| ACTIVITY |
Repeat every record exactly, but keep images out of the copy.

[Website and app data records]
[Start of section]

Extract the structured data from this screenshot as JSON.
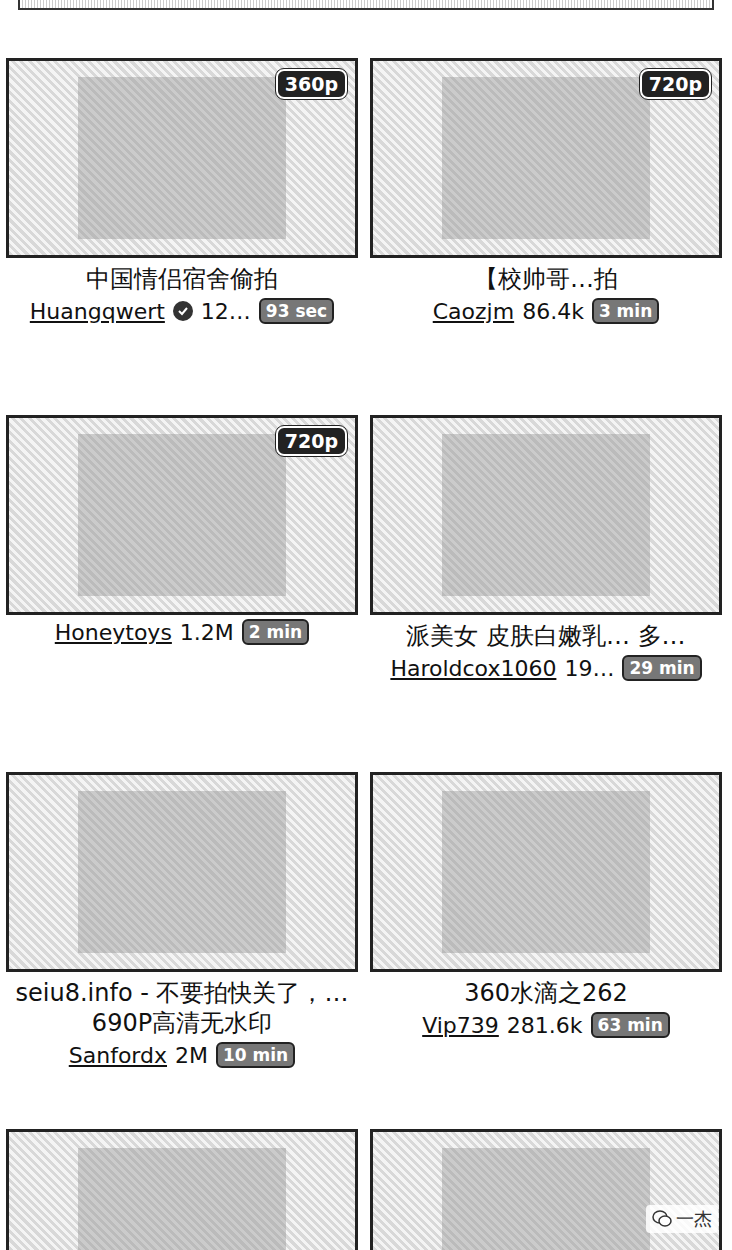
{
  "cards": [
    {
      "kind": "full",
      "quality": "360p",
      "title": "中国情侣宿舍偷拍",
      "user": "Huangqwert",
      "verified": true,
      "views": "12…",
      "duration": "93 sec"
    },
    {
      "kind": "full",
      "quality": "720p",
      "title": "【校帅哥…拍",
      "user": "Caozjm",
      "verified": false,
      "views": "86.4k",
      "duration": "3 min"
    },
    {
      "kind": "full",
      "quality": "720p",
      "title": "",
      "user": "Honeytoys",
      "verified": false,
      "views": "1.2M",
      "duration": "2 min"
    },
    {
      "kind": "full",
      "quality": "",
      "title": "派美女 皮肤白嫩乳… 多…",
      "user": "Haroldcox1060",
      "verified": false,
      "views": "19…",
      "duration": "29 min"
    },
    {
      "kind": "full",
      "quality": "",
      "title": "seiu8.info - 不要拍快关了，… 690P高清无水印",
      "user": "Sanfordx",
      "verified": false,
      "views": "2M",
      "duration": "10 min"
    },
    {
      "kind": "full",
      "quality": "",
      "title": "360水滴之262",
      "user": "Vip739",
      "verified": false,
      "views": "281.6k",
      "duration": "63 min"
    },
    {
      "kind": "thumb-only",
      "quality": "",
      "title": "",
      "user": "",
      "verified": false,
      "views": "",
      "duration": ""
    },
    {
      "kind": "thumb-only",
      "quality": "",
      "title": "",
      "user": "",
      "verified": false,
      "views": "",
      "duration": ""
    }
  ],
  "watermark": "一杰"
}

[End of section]

| SOLUTION TO THE PROBLEM |
Extract the structured data from this screenshot as JSON.
{
  "cards": [
    {
      "kind": "full",
      "quality": "360p",
      "title": "中国情侣宿舍偷拍",
      "user": "Huangqwert",
      "verified": true,
      "views": "12…",
      "duration": "93 sec"
    },
    {
      "kind": "full",
      "quality": "720p",
      "title": "【校帅哥…拍",
      "user": "Caozjm",
      "verified": false,
      "views": "86.4k",
      "duration": "3 min"
    },
    {
      "kind": "full",
      "quality": "720p",
      "title": "",
      "user": "Honeytoys",
      "verified": false,
      "views": "1.2M",
      "duration": "2 min"
    },
    {
      "kind": "full",
      "quality": "",
      "title": "派美女 皮肤白嫩乳… 多…",
      "user": "Haroldcox1060",
      "verified": false,
      "views": "19…",
      "duration": "29 min"
    },
    {
      "kind": "full",
      "quality": "",
      "title": "seiu8.info - 不要拍快关了，… 690P高清无水印",
      "user": "Sanfordx",
      "verified": false,
      "views": "2M",
      "duration": "10 min"
    },
    {
      "kind": "full",
      "quality": "",
      "title": "360水滴之262",
      "user": "Vip739",
      "verified": false,
      "views": "281.6k",
      "duration": "63 min"
    },
    {
      "kind": "thumb-only",
      "quality": "",
      "title": "",
      "user": "",
      "verified": false,
      "views": "",
      "duration": ""
    },
    {
      "kind": "thumb-only",
      "quality": "",
      "title": "",
      "user": "",
      "verified": false,
      "views": "",
      "duration": ""
    }
  ],
  "watermark": "一杰"
}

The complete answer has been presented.